CI We’ve both been creating solo for so long, it’s easier when you have another person to bounce ideas off of. Either of us might have a good “part”, but don’t know where to go after that. The other can take a fresh look and make something new to grow it into a full song. Back and forth.
DH: Lyrics: the most deliberate hard thing on the planet. Was gonna hire someone to write lyrics, or use Charles' random piles of notebooks. Like we literally texted about how we weren't gonna be able to write good lyrics and how hard it was. But we ended out doing it. Mostly through just calibrating on things we think, know, or wonder about, things we experience or witness etc.. Songwriting processes include the lyrics taking the longest, research in tune, like a full day research or two, sometimes multiple weeks. Learn so much, might spend days reading about afterlife thoughts, kubler ross, egyptians, ma’at - huge readers so this is really key.
What kinds of messages do you like to get across in your music?
The only thing that matters to us, is building a song that the listener can interpret on their own and have a personal connection to. Once our songs are complete we don't own them anymore and we don't have interest in taking away the listeners feelings and meaning of them, that belief is so sacred to us that we determined that before we even started making any of our songs.
Do you ever have disagreements in your band, and how do you get past them?
We spend hours talking about strategy all the time and it is important we get synced on vision and meaning, because if we both can see the same end state, then we can just allow the journey to take us there. Since we grew up together, we know how to navigate collaboration and what battles to pick when one of us wants to stand up for something, and we provide a whole lot of trust and respect to one another and leave space for creativity. There are 3 songs on the album that we initially did not agree should be on there musically when getting started, One song I (Dan) made from a riff Charles created, Charles didn’t think had enough edge, and so we made one key tweak and it made a world of difference, and another song I created, I didn’t want to include at all, but Charles defended it and talked me into it - so it goes all different ways. We have a lot of trust, but that was earned over long periods of time. We collectively don;t trust others opinions most of the time and for that reason, never let anyone hear a note of this album until it was 100% complete and mastered.
What are your plans for the future, and do you have anything that you want to spotlight that is coming up?
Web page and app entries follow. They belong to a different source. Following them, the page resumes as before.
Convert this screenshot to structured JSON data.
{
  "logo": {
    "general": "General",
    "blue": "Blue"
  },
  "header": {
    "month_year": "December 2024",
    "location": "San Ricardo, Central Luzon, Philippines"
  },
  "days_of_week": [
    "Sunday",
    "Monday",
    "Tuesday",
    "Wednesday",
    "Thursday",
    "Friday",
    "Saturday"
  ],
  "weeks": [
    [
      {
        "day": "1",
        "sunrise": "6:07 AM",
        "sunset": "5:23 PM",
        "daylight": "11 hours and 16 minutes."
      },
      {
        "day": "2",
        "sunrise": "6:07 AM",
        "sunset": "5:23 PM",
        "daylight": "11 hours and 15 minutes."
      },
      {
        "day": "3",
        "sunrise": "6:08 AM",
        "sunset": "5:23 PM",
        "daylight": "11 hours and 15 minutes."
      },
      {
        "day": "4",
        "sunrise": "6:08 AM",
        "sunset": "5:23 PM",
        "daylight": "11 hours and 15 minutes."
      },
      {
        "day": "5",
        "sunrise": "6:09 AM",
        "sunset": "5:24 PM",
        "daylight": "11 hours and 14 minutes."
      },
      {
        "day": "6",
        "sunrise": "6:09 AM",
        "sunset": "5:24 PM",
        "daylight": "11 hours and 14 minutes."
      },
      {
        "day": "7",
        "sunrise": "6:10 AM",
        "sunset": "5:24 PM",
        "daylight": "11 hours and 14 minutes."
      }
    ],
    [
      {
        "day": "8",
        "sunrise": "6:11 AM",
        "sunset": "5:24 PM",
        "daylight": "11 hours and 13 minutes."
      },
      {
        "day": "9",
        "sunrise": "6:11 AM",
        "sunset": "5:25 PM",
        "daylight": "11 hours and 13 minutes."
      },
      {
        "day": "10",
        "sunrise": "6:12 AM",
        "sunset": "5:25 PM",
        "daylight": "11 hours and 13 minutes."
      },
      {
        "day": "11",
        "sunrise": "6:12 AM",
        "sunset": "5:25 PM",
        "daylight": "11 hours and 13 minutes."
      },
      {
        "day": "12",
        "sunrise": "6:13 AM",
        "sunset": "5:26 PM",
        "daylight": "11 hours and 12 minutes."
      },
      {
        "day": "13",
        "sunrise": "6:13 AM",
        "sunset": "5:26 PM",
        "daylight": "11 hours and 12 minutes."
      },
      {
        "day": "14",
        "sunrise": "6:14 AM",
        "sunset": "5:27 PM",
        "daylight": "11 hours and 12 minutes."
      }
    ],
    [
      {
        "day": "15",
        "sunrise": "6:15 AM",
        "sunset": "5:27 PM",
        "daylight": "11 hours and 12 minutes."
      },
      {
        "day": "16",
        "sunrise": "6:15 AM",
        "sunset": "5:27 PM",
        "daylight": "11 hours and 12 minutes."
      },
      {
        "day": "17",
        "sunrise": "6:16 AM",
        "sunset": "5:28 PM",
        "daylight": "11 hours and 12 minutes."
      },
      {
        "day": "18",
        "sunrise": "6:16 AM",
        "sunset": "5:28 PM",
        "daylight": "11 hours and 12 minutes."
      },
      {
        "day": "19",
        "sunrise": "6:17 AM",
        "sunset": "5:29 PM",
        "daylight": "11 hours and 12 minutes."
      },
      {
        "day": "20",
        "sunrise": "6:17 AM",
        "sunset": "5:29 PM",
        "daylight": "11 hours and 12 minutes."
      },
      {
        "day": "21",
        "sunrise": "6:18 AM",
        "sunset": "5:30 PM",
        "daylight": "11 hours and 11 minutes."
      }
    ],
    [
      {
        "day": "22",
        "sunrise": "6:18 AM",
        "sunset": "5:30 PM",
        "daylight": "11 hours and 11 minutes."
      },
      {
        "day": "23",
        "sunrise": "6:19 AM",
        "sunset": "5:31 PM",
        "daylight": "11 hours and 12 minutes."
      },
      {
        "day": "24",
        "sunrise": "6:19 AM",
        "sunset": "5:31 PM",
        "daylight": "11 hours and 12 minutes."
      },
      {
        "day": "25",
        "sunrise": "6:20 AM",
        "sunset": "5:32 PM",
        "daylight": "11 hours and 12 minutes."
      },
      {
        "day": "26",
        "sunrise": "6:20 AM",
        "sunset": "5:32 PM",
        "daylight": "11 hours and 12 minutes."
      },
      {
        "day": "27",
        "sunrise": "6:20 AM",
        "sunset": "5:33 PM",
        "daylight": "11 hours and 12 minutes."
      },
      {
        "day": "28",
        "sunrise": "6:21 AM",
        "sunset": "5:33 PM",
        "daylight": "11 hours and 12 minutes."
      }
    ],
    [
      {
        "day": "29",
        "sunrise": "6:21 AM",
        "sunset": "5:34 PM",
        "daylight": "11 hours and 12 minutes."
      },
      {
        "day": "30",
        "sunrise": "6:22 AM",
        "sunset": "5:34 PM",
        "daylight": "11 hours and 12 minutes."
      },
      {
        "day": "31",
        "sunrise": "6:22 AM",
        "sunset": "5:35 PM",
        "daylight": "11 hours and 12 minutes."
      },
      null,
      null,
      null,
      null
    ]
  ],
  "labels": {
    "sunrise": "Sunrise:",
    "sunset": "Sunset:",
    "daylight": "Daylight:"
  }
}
We have 3 more impliers albums we are working on right now. Cocoon is part of a multiple album concept where we ironed out the story long ago, and each album has our signature sound, but has its own feel and theme completely. Even 3 years after we ironed out the direction, we’ve never lost excitement for our direction and are looking forward to having a little more time to finish up the next release, ideally in 2023.